It’s hard to believe that the summer solstice was only a few days ago. It’s the longest day of the year, but it’s the one that makes me contemplate how swift summer is, since we lose about a minute of sunlight each day from now until December. Everything in our yard is in full bloom, but that floral kaleidoscope carries with it the knowledge that the beauty of summer is at its zenith. The green hills in the parks nearby have already given way to an almost fluorescent yellow. This is a time to hang onto what brightness, color and warmth there is, to wring what we can from the waning days.
Castro Valley, where I live, is the land of plums. We have six plum trees in our back yard, and everyone who lives here seems to have at least one. Our neighbor has been known to take a Shopvac to his tree and suck all the plums off it before they do any damage to his lawn. At some point during the first few weeks of June, our Santa Rosa plums—the best plums there are—ripen at the same time and fall to the ground. The window of opportunity to collect them is a short one. Every year around this time I experience “fruit guilt,” the shame of not dealing properly with all the plums this tree produces. The shame of being less organized and less industrious than my ancestors were. It lingers around me like the smell of, well–rotten fruit.
Today, I go into the yard, determined to do something.
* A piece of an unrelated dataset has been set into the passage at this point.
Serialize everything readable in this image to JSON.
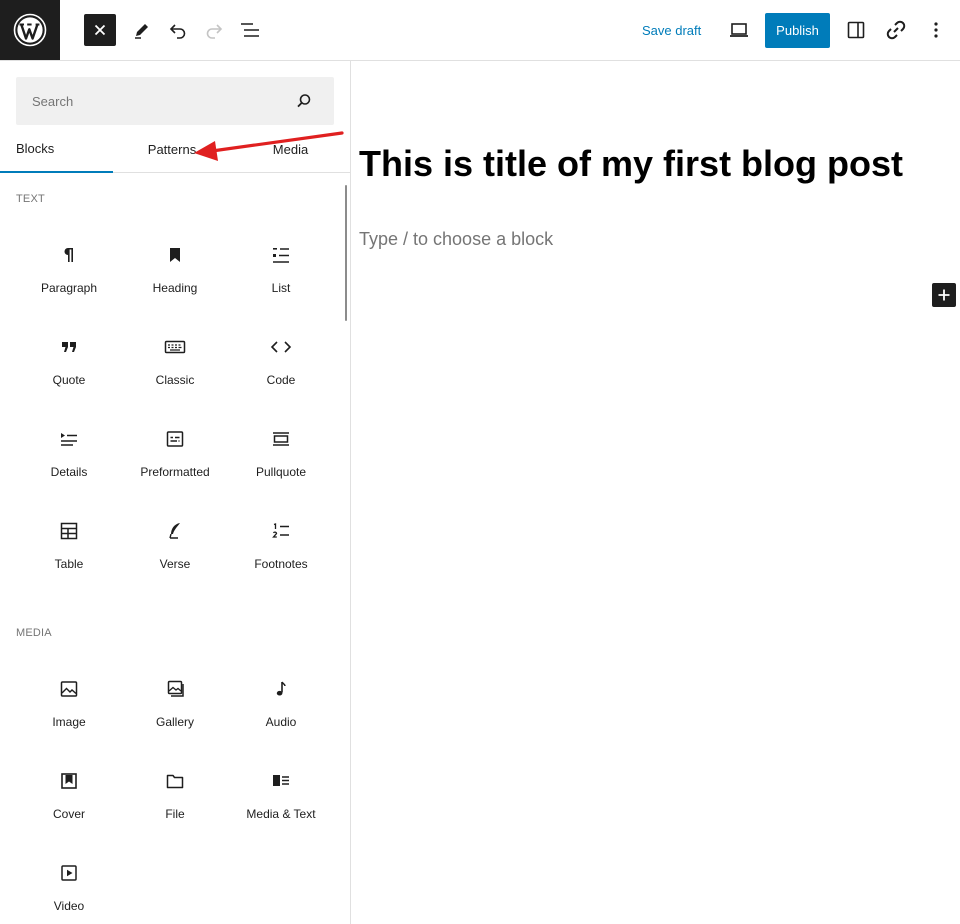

Most of the plums are gone by now, but a few still cling to the upper branches and some of the ones on the ground are not yet spoiled. The other trees—with tiny plums that are a lemon or pale coral color—can be ignored. The fruit from these trees is sour and inedible. I concentrate on the Santa Rosa plum tree. The plums on this tree have an eggplant-colored skin with a powdery-blue patina smeared across the surface. I pluck one of them from the ground. Larger than a golf ball and smaller than a tennis ball, it fits into my palm perfectly. Plum-sized, it is a measurement unto itself. Some jewel-toned syrup oozes out of its broken skin. It’s hot and pungent as strawberry jam that’s ready to be ladled into canning jars. How many plums did the tree produce this year? Two hundred? Five hundred? I want to quantify them, as if having a number to affix to them will make them manageable.
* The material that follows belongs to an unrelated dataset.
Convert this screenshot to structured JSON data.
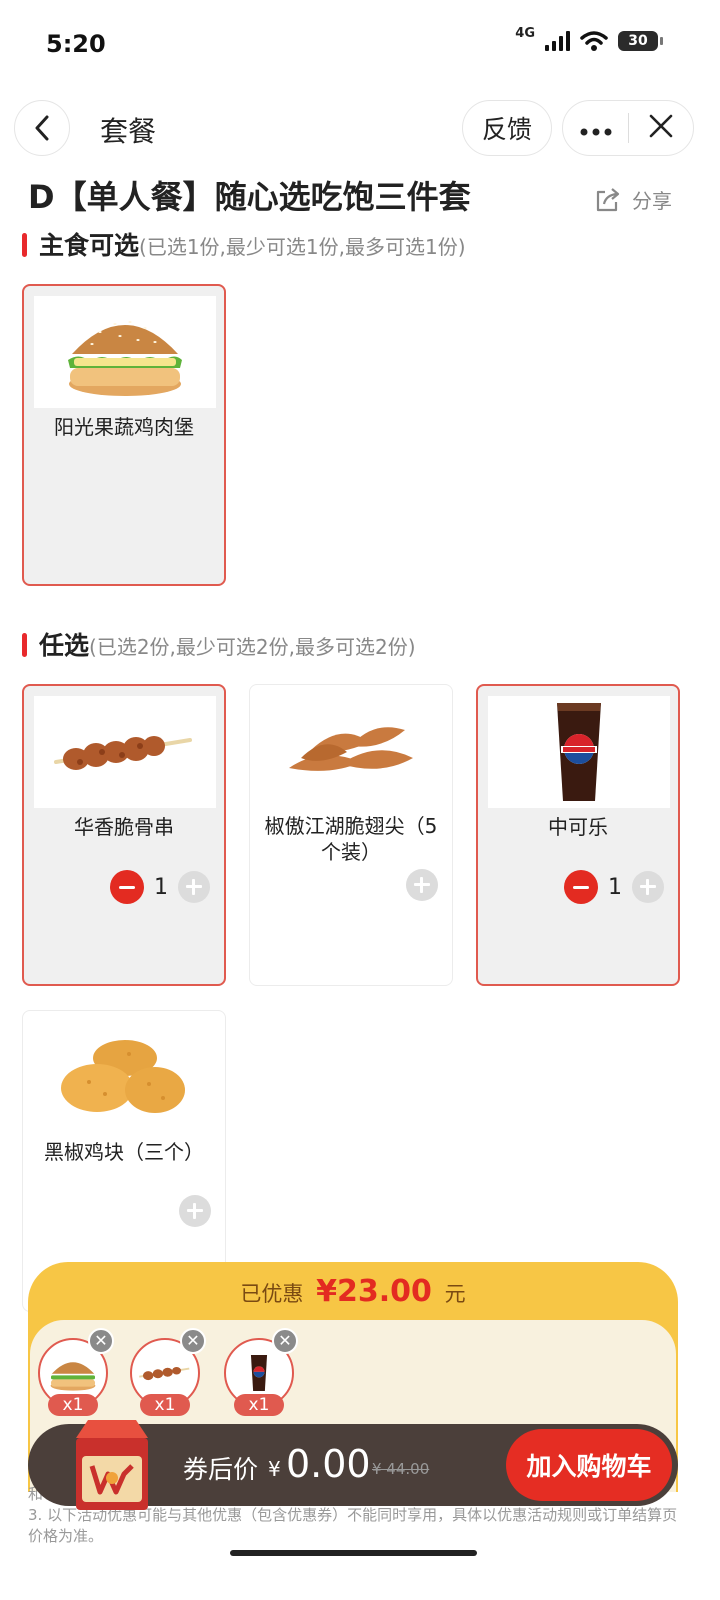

“It is better to do something than to do nothing,” a friend, considerably older than I was, said to me years ago. That was his mantra, apparently. I, in my twenties, thought, “What kind of philosophy is that?” I pitied him for being so full of self-doubt, so paralyzed by his choices. Today, I am as old as he was when he told me this puzzling mantra. And I think I know what he meant now. What he probably meant was, “It is better to do anything than to do nothing.” This makes sense at a gut level but, upon examination, is terrible advice. Still, no piece of advice is perfect, when scrutinized too heavily. I heed his advice, picking up as many of the plums as I can, putting them into pans and buckets, but not beating myself up over the ones that lie on the ground, fermenting in a pile of wasteful profusion, a gooey plum stew.
Pretty soon, June will be a distant memory, and so will the plums. They’ll be forgotten, stacked in our downstairs freezer in little Ziploc bags. What I’ll have is the memory that I did something. That I took them on, so to speak. One plum at a time.